But whether you get rated low class, middle class or upper class also depends on America’s social-class system and power-class system.
Social-class criteria include status, respectability and “keeping up with the Joneses.” I lived 20 years in the Sherwood Acres subdivision in Paso Robles. A woman once told me she wouldn’t have one of those “flat-roofed” Sherwood-Acres houses. To her, they were low class.
The power class has to do with clout. It includes bosses, government officials, landlords and newspaper editors, among others. It’s why we say, “Yes, officer.”
All three class systems are usually intertwined. If I’d been in a higher income class, I might have moved into a different neighborhood and into the social middle class. Sometimes when a businessman gets elected to the city council, he moves into the social upper-middle class and his wife gets invited to join clubs.
I learned that our class system isn’t just about money from reading Paul Fussell’s book, “Class.” He gives many examples such as: “When John Fitzgerald Kennedy, watching Richard Nixon on television, turned to his friends and, horror-struck, said, ‘The guy has no class,’ he was not talking about money.”

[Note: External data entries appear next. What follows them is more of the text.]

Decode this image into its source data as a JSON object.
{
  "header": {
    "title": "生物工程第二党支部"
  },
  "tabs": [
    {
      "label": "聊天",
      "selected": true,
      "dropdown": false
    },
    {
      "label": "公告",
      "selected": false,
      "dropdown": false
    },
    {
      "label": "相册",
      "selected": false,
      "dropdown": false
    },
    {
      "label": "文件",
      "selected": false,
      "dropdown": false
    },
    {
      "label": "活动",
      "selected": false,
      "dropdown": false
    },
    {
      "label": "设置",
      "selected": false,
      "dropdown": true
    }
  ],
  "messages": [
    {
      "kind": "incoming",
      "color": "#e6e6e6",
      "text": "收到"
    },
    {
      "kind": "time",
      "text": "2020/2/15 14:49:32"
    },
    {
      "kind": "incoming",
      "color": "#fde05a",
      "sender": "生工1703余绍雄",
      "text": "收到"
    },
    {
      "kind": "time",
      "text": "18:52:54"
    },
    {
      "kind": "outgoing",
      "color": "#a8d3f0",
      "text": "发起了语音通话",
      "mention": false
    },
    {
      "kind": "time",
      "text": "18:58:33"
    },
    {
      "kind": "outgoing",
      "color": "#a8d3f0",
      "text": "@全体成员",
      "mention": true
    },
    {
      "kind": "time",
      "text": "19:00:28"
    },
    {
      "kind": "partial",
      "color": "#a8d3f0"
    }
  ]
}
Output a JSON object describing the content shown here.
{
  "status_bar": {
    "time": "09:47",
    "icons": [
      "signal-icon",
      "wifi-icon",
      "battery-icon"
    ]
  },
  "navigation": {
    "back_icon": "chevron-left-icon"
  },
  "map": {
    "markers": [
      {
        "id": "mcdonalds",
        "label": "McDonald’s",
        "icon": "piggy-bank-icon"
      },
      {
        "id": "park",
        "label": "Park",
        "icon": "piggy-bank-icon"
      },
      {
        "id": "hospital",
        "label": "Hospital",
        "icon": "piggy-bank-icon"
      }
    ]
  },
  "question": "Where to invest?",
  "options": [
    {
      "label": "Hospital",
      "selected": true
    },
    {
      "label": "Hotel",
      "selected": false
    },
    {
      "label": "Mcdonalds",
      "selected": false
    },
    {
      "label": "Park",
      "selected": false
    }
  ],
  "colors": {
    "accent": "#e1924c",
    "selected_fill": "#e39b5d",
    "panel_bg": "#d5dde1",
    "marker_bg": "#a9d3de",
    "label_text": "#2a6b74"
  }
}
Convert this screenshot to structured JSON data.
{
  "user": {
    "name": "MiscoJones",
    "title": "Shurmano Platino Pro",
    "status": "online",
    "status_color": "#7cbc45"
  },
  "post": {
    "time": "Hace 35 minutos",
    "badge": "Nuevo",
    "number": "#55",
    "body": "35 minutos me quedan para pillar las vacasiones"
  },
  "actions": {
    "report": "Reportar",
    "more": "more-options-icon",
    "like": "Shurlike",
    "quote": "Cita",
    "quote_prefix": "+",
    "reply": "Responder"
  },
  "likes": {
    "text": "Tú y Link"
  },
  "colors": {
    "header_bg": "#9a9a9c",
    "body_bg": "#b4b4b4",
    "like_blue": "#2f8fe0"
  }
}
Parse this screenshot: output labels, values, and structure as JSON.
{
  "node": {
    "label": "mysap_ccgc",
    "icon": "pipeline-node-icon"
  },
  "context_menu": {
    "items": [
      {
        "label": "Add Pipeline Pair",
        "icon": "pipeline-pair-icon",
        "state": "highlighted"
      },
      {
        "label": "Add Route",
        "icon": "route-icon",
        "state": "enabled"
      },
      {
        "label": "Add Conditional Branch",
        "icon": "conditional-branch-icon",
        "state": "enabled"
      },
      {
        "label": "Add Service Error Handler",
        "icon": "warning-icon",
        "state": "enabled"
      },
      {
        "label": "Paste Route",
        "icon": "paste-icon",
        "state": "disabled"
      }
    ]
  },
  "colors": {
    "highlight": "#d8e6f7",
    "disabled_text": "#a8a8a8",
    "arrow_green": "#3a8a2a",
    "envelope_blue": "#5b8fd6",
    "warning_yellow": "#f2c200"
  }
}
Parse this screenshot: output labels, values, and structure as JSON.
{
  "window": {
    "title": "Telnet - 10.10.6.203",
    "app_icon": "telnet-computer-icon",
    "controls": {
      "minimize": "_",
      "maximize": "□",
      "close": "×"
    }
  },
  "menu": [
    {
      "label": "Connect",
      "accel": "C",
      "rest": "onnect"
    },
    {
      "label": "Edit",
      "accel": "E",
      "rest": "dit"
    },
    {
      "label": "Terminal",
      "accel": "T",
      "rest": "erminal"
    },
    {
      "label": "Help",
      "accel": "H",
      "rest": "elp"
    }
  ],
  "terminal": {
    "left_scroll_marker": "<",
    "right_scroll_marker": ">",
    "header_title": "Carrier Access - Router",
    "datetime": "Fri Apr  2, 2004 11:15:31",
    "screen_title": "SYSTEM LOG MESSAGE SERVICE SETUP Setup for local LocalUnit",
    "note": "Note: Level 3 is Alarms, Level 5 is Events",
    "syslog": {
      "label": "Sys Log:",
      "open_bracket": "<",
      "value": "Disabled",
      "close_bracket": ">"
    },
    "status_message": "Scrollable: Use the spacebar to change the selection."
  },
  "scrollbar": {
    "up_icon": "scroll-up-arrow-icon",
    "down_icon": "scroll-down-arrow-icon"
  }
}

In my opinion, having principles and living by them will get you more respect than having money. We’re reminded this time of year that being born in a stable doesn’t necessarily make you low class.